━━ Input material ━━
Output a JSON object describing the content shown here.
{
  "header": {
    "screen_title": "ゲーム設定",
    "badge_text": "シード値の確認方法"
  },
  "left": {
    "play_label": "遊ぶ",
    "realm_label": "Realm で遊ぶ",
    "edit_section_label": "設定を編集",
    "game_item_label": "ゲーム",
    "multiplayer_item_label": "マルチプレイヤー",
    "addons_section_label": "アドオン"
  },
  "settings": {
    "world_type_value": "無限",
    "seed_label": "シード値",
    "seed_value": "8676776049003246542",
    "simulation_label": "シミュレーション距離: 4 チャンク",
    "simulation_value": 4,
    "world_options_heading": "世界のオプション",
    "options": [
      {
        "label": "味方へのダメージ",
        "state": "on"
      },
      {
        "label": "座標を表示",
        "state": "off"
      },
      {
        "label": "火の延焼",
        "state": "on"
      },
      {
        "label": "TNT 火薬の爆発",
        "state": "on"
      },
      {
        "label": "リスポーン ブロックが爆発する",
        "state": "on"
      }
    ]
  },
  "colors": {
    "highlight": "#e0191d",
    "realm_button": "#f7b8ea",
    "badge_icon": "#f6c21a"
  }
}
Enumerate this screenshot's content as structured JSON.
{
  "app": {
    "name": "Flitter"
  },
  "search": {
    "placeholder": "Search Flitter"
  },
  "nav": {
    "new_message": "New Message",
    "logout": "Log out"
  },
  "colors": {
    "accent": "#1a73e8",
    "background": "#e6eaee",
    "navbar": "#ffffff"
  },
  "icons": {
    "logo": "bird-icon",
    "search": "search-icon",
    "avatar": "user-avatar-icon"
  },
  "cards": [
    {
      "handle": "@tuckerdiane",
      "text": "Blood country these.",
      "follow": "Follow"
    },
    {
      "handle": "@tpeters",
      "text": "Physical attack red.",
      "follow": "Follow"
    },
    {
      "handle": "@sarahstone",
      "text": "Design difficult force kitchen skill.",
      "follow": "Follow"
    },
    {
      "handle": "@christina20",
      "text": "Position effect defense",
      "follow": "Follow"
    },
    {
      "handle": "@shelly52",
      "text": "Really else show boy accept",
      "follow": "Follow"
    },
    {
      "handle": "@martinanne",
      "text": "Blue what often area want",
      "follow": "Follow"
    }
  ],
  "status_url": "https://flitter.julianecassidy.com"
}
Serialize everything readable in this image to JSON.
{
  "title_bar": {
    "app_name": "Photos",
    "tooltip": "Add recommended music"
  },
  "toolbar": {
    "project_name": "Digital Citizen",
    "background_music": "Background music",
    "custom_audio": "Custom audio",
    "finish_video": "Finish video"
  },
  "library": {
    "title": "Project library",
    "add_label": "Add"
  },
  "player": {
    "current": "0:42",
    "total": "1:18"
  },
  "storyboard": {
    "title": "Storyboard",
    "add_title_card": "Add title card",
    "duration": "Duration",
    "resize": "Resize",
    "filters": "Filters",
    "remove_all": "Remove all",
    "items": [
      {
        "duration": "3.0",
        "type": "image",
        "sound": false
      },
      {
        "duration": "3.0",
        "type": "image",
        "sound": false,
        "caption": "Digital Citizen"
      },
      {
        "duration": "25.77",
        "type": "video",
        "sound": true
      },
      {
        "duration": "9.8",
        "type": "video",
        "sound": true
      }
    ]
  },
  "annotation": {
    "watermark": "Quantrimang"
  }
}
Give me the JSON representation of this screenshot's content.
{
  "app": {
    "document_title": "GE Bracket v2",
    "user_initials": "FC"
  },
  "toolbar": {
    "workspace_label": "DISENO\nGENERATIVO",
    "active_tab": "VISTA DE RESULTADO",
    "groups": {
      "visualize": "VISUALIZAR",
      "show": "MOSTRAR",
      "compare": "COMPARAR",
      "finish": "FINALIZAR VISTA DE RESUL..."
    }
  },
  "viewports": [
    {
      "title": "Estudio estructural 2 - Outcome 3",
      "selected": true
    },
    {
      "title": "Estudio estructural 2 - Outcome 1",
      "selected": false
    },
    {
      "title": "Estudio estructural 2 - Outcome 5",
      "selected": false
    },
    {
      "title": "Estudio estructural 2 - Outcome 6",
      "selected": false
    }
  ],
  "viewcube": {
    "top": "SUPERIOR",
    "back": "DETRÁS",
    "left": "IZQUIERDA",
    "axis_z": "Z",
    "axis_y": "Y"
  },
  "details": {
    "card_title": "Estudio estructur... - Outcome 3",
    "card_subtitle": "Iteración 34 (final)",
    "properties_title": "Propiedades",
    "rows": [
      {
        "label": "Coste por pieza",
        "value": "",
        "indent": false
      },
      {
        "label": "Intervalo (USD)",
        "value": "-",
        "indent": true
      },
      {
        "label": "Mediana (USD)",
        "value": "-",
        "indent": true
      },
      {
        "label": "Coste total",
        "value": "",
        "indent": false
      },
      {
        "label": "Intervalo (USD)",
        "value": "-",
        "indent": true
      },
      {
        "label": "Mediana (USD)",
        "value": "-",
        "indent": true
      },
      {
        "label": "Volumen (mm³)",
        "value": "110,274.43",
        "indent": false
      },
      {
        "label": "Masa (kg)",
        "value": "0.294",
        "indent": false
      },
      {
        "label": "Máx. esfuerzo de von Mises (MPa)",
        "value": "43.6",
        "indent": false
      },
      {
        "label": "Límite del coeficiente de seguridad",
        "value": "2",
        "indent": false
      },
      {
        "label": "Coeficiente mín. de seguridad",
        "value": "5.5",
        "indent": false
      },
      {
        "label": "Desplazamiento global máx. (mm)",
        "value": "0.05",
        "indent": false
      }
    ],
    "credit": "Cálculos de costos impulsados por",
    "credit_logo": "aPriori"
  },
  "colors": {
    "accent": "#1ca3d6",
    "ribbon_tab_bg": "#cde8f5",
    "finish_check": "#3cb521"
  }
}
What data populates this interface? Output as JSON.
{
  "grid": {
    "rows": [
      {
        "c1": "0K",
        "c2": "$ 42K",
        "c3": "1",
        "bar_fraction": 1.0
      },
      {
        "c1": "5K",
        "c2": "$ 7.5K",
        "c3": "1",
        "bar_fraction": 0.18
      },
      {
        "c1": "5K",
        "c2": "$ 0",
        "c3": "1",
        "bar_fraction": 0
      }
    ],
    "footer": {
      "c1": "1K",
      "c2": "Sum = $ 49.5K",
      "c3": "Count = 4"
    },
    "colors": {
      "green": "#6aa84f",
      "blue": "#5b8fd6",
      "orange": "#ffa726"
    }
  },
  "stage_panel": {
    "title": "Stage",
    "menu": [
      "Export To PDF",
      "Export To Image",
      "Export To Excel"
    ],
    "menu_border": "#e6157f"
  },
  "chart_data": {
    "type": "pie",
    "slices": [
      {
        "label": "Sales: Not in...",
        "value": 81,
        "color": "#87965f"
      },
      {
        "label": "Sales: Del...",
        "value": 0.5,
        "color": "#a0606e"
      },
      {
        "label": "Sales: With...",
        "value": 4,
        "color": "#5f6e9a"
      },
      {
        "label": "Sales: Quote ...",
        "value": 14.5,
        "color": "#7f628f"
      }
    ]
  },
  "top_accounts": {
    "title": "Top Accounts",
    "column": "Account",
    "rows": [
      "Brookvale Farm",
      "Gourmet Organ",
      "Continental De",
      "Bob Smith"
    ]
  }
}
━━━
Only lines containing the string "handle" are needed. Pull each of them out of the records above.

(Worked solution):
      "handle": "@tuckerdiane",
      "handle": "@tpeters",
      "handle": "@sarahstone",
      "handle": "@christina20",
      "handle": "@shelly52",
      "handle": "@martinanne",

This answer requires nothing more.